* [EXERCISE DESCRIPTION]: Reproduce every entry exactly as given.

Extracted data entries:
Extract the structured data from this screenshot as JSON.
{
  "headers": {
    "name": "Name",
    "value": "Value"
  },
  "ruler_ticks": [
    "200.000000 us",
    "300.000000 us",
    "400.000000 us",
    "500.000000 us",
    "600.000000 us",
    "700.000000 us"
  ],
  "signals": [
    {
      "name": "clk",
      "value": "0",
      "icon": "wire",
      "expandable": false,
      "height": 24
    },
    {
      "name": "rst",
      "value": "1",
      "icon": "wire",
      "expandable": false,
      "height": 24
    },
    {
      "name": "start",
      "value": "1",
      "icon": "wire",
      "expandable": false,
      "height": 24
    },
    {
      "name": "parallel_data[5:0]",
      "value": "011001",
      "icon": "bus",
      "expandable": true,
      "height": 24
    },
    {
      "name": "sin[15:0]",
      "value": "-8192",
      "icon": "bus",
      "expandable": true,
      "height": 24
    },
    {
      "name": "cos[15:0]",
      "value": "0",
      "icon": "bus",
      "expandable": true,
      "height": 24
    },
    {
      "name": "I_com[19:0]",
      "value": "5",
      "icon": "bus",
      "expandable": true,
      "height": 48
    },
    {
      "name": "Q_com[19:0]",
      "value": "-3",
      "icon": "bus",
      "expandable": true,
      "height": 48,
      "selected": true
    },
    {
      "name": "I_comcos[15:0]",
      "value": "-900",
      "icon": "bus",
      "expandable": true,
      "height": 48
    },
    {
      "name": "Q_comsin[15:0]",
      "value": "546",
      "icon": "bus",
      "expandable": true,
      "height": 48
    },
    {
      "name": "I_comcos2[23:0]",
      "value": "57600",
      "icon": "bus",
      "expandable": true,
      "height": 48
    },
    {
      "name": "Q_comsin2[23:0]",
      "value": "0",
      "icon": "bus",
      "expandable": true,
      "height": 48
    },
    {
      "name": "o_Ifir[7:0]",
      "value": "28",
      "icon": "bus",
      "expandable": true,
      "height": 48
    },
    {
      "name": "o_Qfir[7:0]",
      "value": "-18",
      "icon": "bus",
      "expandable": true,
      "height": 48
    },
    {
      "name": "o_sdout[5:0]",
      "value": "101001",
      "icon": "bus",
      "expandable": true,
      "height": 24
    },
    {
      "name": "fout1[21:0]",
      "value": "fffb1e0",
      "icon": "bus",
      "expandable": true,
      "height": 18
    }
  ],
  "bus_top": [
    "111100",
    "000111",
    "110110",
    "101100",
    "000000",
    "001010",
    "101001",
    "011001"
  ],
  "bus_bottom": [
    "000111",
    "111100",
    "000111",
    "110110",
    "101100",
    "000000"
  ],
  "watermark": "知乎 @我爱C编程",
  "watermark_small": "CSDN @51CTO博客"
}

* [ANSWER SPACE]:
Extract the structured data from this screenshot as JSON.
{
  "headers": {
    "name": "Name",
    "value": "Value"
  },
  "ruler_ticks": [
    "200.000000 us",
    "300.000000 us",
    "400.000000 us",
    "500.000000 us",
    "600.000000 us",
    "700.000000 us"
  ],
  "signals": [
    {
      "name": "clk",
      "value": "0",
      "icon": "wire",
      "expandable": false,
      "height": 24
    },
    {
      "name": "rst",
      "value": "1",
      "icon": "wire",
      "expandable": false,
      "height": 24
    },
    {
      "name": "start",
      "value": "1",
      "icon": "wire",
      "expandable": false,
      "height": 24
    },
    {
      "name": "parallel_data[5:0]",
      "value": "011001",
      "icon": "bus",
      "expandable": true,
      "height": 24
    },
    {
      "name": "sin[15:0]",
      "value": "-8192",
      "icon": "bus",
      "expandable": true,
      "height": 24
    },
    {
      "name": "cos[15:0]",
      "value": "0",
      "icon": "bus",
      "expandable": true,
      "height": 24
    },
    {
      "name": "I_com[19:0]",
      "value": "5",
      "icon": "bus",
      "expandable": true,
      "height": 48
    },
    {
      "name": "Q_com[19:0]",
      "value": "-3",
      "icon": "bus",
      "expandable": true,
      "height": 48,
      "selected": true
    },
    {
      "name": "I_comcos[15:0]",
      "value": "-900",
      "icon": "bus",
      "expandable": true,
      "height": 48
    },
    {
      "name": "Q_comsin[15:0]",
      "value": "546",
      "icon": "bus",
      "expandable": true,
      "height": 48
    },
    {
      "name": "I_comcos2[23:0]",
      "value": "57600",
      "icon": "bus",
      "expandable": true,
      "height": 48
    },
    {
      "name": "Q_comsin2[23:0]",
      "value": "0",
      "icon": "bus",
      "expandable": true,
      "height": 48
    },
    {
      "name": "o_Ifir[7:0]",
      "value": "28",
      "icon": "bus",
      "expandable": true,
      "height": 48
    },
    {
      "name": "o_Qfir[7:0]",
      "value": "-18",
      "icon": "bus",
      "expandable": true,
      "height": 48
    },
    {
      "name": "o_sdout[5:0]",
      "value": "101001",
      "icon": "bus",
      "expandable": true,
      "height": 24
    },
    {
      "name": "fout1[21:0]",
      "value": "fffb1e0",
      "icon": "bus",
      "expandable": true,
      "height": 18
    }
  ],
  "bus_top": [
    "111100",
    "000111",
    "110110",
    "101100",
    "000000",
    "001010",
    "101001",
    "011001"
  ],
  "bus_bottom": [
    "000111",
    "111100",
    "000111",
    "110110",
    "101100",
    "000000"
  ],
  "watermark": "知乎 @我爱C编程",
  "watermark_small": "CSDN @51CTO博客"
}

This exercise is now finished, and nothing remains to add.